--- Records for this exercise Enclosed Below ---

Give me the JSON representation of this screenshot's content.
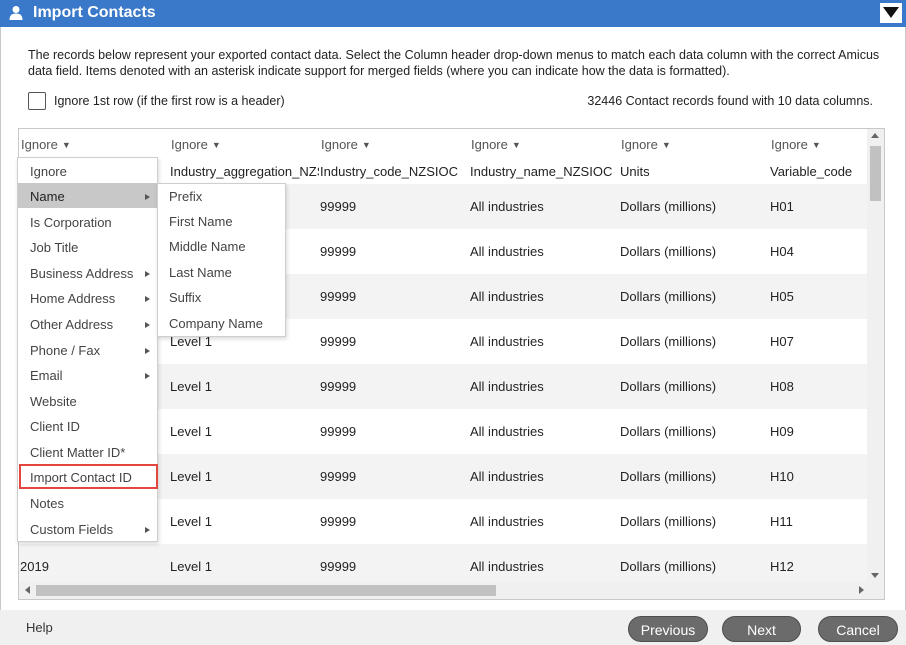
{
  "window": {
    "title": "Import Contacts"
  },
  "instructions": "The records below represent your exported contact data. Select the Column header drop-down menus to match each data column with the correct Amicus data field. Items denoted with an asterisk indicate support for merged fields (where you can indicate how the data is formatted).",
  "ignore_first_row": {
    "label": "Ignore 1st row (if the first row is a header)",
    "checked": false
  },
  "records_found": "32446 Contact records found with 10 data columns.",
  "columns": [
    "Ignore",
    "Ignore",
    "Ignore",
    "Ignore",
    "Ignore",
    "Ignore"
  ],
  "rows": [
    [
      "",
      "Industry_aggregation_NZSIOC",
      "Industry_code_NZSIOC",
      "Industry_name_NZSIOC",
      "Units",
      "Variable_code"
    ],
    [
      "",
      "",
      "99999",
      "All industries",
      "Dollars (millions)",
      "H01"
    ],
    [
      "",
      "",
      "99999",
      "All industries",
      "Dollars (millions)",
      "H04"
    ],
    [
      "",
      "",
      "99999",
      "All industries",
      "Dollars (millions)",
      "H05"
    ],
    [
      "",
      "Level 1",
      "99999",
      "All industries",
      "Dollars (millions)",
      "H07"
    ],
    [
      "",
      "Level 1",
      "99999",
      "All industries",
      "Dollars (millions)",
      "H08"
    ],
    [
      "",
      "Level 1",
      "99999",
      "All industries",
      "Dollars (millions)",
      "H09"
    ],
    [
      "",
      "Level 1",
      "99999",
      "All industries",
      "Dollars (millions)",
      "H10"
    ],
    [
      "",
      "Level 1",
      "99999",
      "All industries",
      "Dollars (millions)",
      "H11"
    ],
    [
      "2019",
      "Level 1",
      "99999",
      "All industries",
      "Dollars (millions)",
      "H12"
    ]
  ],
  "field_menu": [
    {
      "label": "Ignore",
      "submenu": false
    },
    {
      "label": "Name",
      "submenu": true,
      "active": true
    },
    {
      "label": "Is Corporation",
      "submenu": false
    },
    {
      "label": "Job Title",
      "submenu": false
    },
    {
      "label": "Business Address",
      "submenu": true
    },
    {
      "label": "Home Address",
      "submenu": true
    },
    {
      "label": "Other Address",
      "submenu": true
    },
    {
      "label": "Phone / Fax",
      "submenu": true
    },
    {
      "label": "Email",
      "submenu": true
    },
    {
      "label": "Website",
      "submenu": false
    },
    {
      "label": "Client ID",
      "submenu": false
    },
    {
      "label": "Client Matter ID*",
      "submenu": false
    },
    {
      "label": "Import Contact ID",
      "submenu": false,
      "highlighted": true
    },
    {
      "label": "Notes",
      "submenu": false
    },
    {
      "label": "Custom Fields",
      "submenu": true
    }
  ],
  "name_submenu": [
    "Prefix",
    "First Name",
    "Middle Name",
    "Last Name",
    "Suffix",
    "Company Name"
  ],
  "footer": {
    "help": "Help",
    "previous": "Previous",
    "next": "Next",
    "cancel": "Cancel"
  },
  "colors": {
    "titlebar": "#3a78c9",
    "button": "#6b6b6b",
    "highlight_outline": "#e2463f"
  },
  "icons": {
    "title": "person-icon",
    "collapse": "collapse-triangle-icon"
  }
}
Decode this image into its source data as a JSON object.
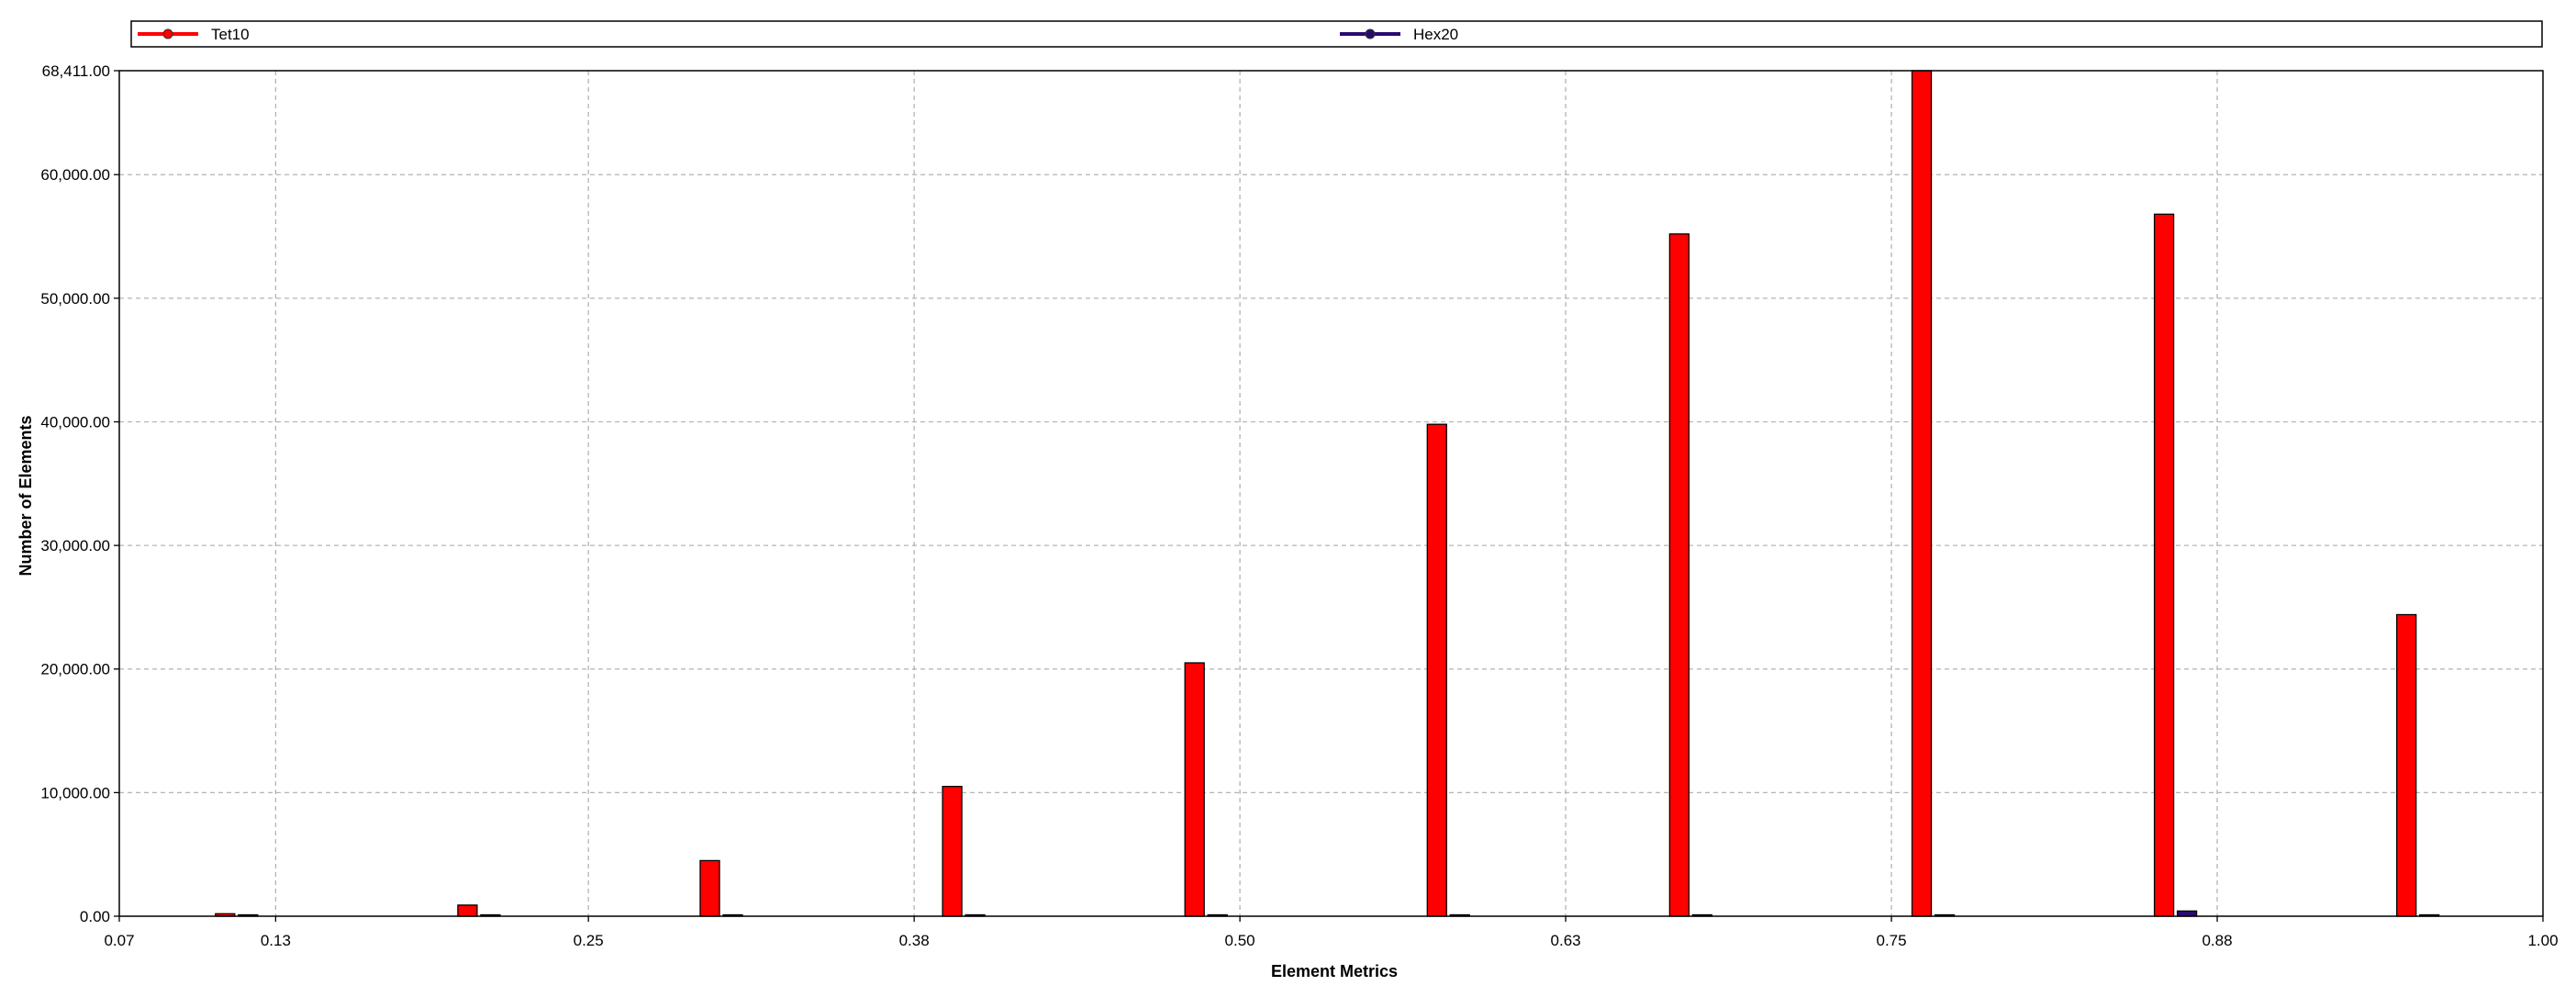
{
  "chart_data": {
    "type": "bar",
    "xlabel": "Element Metrics",
    "ylabel": "Number of Elements",
    "xlim": [
      0.07,
      1.0
    ],
    "ylim": [
      0,
      68411
    ],
    "x_ticks": [
      "0.07",
      "0.13",
      "0.25",
      "0.38",
      "0.50",
      "0.63",
      "0.75",
      "0.88",
      "1.00"
    ],
    "x_tick_values": [
      0.07,
      0.13,
      0.25,
      0.375,
      0.5,
      0.625,
      0.75,
      0.875,
      1.0
    ],
    "y_ticks": [
      "0.00",
      "10,000.00",
      "20,000.00",
      "30,000.00",
      "40,000.00",
      "50,000.00",
      "60,000.00",
      "68,411.00"
    ],
    "y_tick_values": [
      0,
      10000,
      20000,
      30000,
      40000,
      50000,
      60000,
      68411
    ],
    "grid": true,
    "legend_position": "top",
    "x": [
      0.115,
      0.208,
      0.301,
      0.394,
      0.487,
      0.58,
      0.673,
      0.766,
      0.859,
      0.952
    ],
    "series": [
      {
        "name": "Tet10",
        "color": "#ff0000",
        "values": [
          200,
          900,
          4500,
          10500,
          20500,
          39800,
          55200,
          68411,
          56800,
          24400
        ]
      },
      {
        "name": "Hex20",
        "color": "#2a0a6e",
        "values": [
          60,
          50,
          50,
          50,
          50,
          50,
          50,
          50,
          420,
          50
        ]
      }
    ]
  }
}
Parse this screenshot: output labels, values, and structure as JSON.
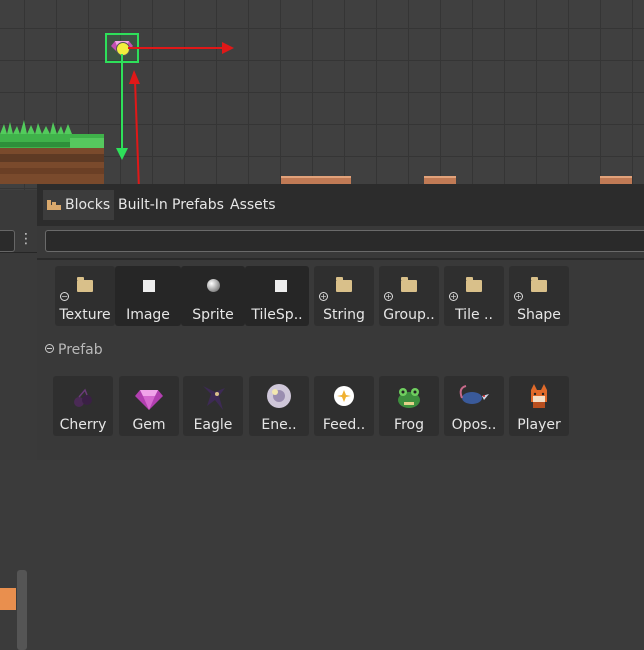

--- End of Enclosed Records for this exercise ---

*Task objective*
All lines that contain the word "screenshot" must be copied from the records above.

*Written response*
Give me the JSON representation of this screenshot's content.
Parse this screenshot: output labels, values, and structure as JSON.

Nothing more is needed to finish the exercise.